A genetic switch controls Pseudomonas aeruginosa surface colonization.

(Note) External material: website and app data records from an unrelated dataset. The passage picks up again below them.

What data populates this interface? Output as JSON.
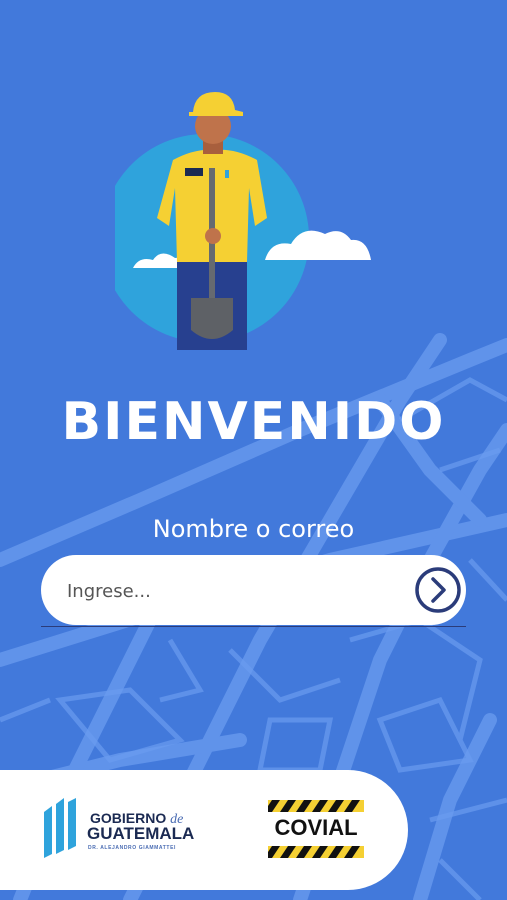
{
  "welcome": {
    "title": "BIENVENIDO"
  },
  "login": {
    "label": "Nombre o correo",
    "placeholder": "Ingrese...",
    "submit_icon": "chevron-right-circle-icon"
  },
  "footer": {
    "gov_line1": "GOBIERNO",
    "gov_de": "de",
    "gov_line2": "GUATEMALA",
    "gov_line3": "DR. ALEJANDRO GIAMMATTEI",
    "covial": "COVIAL"
  },
  "colors": {
    "background": "#4279DB",
    "navy": "#2B3C7A",
    "helmet": "#F5D033",
    "sky": "#2FA3DC"
  }
}
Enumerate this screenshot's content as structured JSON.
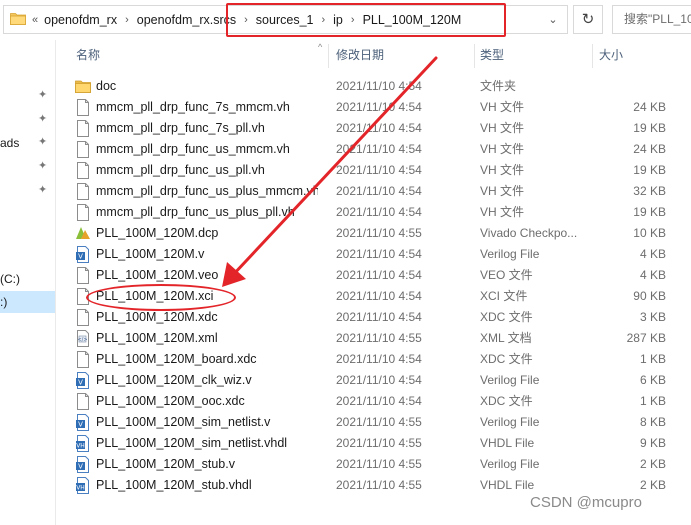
{
  "address": {
    "overflow_glyph": "«",
    "crumbs": [
      "openofdm_rx",
      "openofdm_rx.srcs",
      "sources_1",
      "ip",
      "PLL_100M_120M"
    ],
    "separator": "›",
    "dropdown_glyph": "⌄",
    "refresh_glyph": "↻",
    "search_placeholder": "搜索\"PLL_10"
  },
  "nav": {
    "partial_items": [
      "ads",
      "(C:)",
      ":)"
    ]
  },
  "columns": {
    "name": "名称",
    "date": "修改日期",
    "type": "类型",
    "size": "大小",
    "sort_glyph": "^"
  },
  "files": [
    {
      "name": "doc",
      "date": "2021/11/10 4:54",
      "type": "文件夹",
      "size": "",
      "icon": "folder-icon"
    },
    {
      "name": "mmcm_pll_drp_func_7s_mmcm.vh",
      "date": "2021/11/10 4:54",
      "type": "VH 文件",
      "size": "24 KB",
      "icon": "file-icon"
    },
    {
      "name": "mmcm_pll_drp_func_7s_pll.vh",
      "date": "2021/11/10 4:54",
      "type": "VH 文件",
      "size": "19 KB",
      "icon": "file-icon"
    },
    {
      "name": "mmcm_pll_drp_func_us_mmcm.vh",
      "date": "2021/11/10 4:54",
      "type": "VH 文件",
      "size": "24 KB",
      "icon": "file-icon"
    },
    {
      "name": "mmcm_pll_drp_func_us_pll.vh",
      "date": "2021/11/10 4:54",
      "type": "VH 文件",
      "size": "19 KB",
      "icon": "file-icon"
    },
    {
      "name": "mmcm_pll_drp_func_us_plus_mmcm.vh",
      "date": "2021/11/10 4:54",
      "type": "VH 文件",
      "size": "32 KB",
      "icon": "file-icon"
    },
    {
      "name": "mmcm_pll_drp_func_us_plus_pll.vh",
      "date": "2021/11/10 4:54",
      "type": "VH 文件",
      "size": "19 KB",
      "icon": "file-icon"
    },
    {
      "name": "PLL_100M_120M.dcp",
      "date": "2021/11/10 4:55",
      "type": "Vivado Checkpo...",
      "size": "10 KB",
      "icon": "vivado-checkpoint-icon"
    },
    {
      "name": "PLL_100M_120M.v",
      "date": "2021/11/10 4:54",
      "type": "Verilog File",
      "size": "4 KB",
      "icon": "verilog-file-icon"
    },
    {
      "name": "PLL_100M_120M.veo",
      "date": "2021/11/10 4:54",
      "type": "VEO 文件",
      "size": "4 KB",
      "icon": "file-icon"
    },
    {
      "name": "PLL_100M_120M.xci",
      "date": "2021/11/10 4:54",
      "type": "XCI 文件",
      "size": "90 KB",
      "icon": "file-icon"
    },
    {
      "name": "PLL_100M_120M.xdc",
      "date": "2021/11/10 4:54",
      "type": "XDC 文件",
      "size": "3 KB",
      "icon": "file-icon"
    },
    {
      "name": "PLL_100M_120M.xml",
      "date": "2021/11/10 4:55",
      "type": "XML 文档",
      "size": "287 KB",
      "icon": "xml-document-icon"
    },
    {
      "name": "PLL_100M_120M_board.xdc",
      "date": "2021/11/10 4:54",
      "type": "XDC 文件",
      "size": "1 KB",
      "icon": "file-icon"
    },
    {
      "name": "PLL_100M_120M_clk_wiz.v",
      "date": "2021/11/10 4:54",
      "type": "Verilog File",
      "size": "6 KB",
      "icon": "verilog-file-icon"
    },
    {
      "name": "PLL_100M_120M_ooc.xdc",
      "date": "2021/11/10 4:54",
      "type": "XDC 文件",
      "size": "1 KB",
      "icon": "file-icon"
    },
    {
      "name": "PLL_100M_120M_sim_netlist.v",
      "date": "2021/11/10 4:55",
      "type": "Verilog File",
      "size": "8 KB",
      "icon": "verilog-file-icon"
    },
    {
      "name": "PLL_100M_120M_sim_netlist.vhdl",
      "date": "2021/11/10 4:55",
      "type": "VHDL File",
      "size": "9 KB",
      "icon": "vhdl-file-icon"
    },
    {
      "name": "PLL_100M_120M_stub.v",
      "date": "2021/11/10 4:55",
      "type": "Verilog File",
      "size": "2 KB",
      "icon": "verilog-file-icon"
    },
    {
      "name": "PLL_100M_120M_stub.vhdl",
      "date": "2021/11/10 4:55",
      "type": "VHDL File",
      "size": "2 KB",
      "icon": "vhdl-file-icon"
    }
  ],
  "annotations": {
    "color": "#e3252a",
    "watermark": "CSDN @mcupro"
  }
}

Efficient colonization of mucosal surfaces is essential for opportunistic pathogens like Pseudomonas aeruginosa, but how bacteria collectively and individually adapt to optimize adherence, virulence and dispersal is largely unclear. Here we identified a stochastic genetic switch, hecR-hecE, which is expressed bimodally and generates functionally distinct bacterial subpopulations to balance P. aeruginosa growth and dispersal on surfaces. HecE inhibits the phosphodiesterase BifA and stimulates the diguanylate cyclase WspR to increase c-di-GMP second messenger levels and promote surface colonization in a subpopulation of cells; low-level HecE-expressing cells disperse. The fraction of HecE+ cells is tuned by different stress factors and determines the balance between biofilm formation and long-range cell dispersal of surface-grown communities. We also demonstrate that the HecE pathway represents a druggable target to effectively counter P. aeruginosa surface colonization. Exposing such binary states opens up new ways to control mucosal infections by a major human pathogen.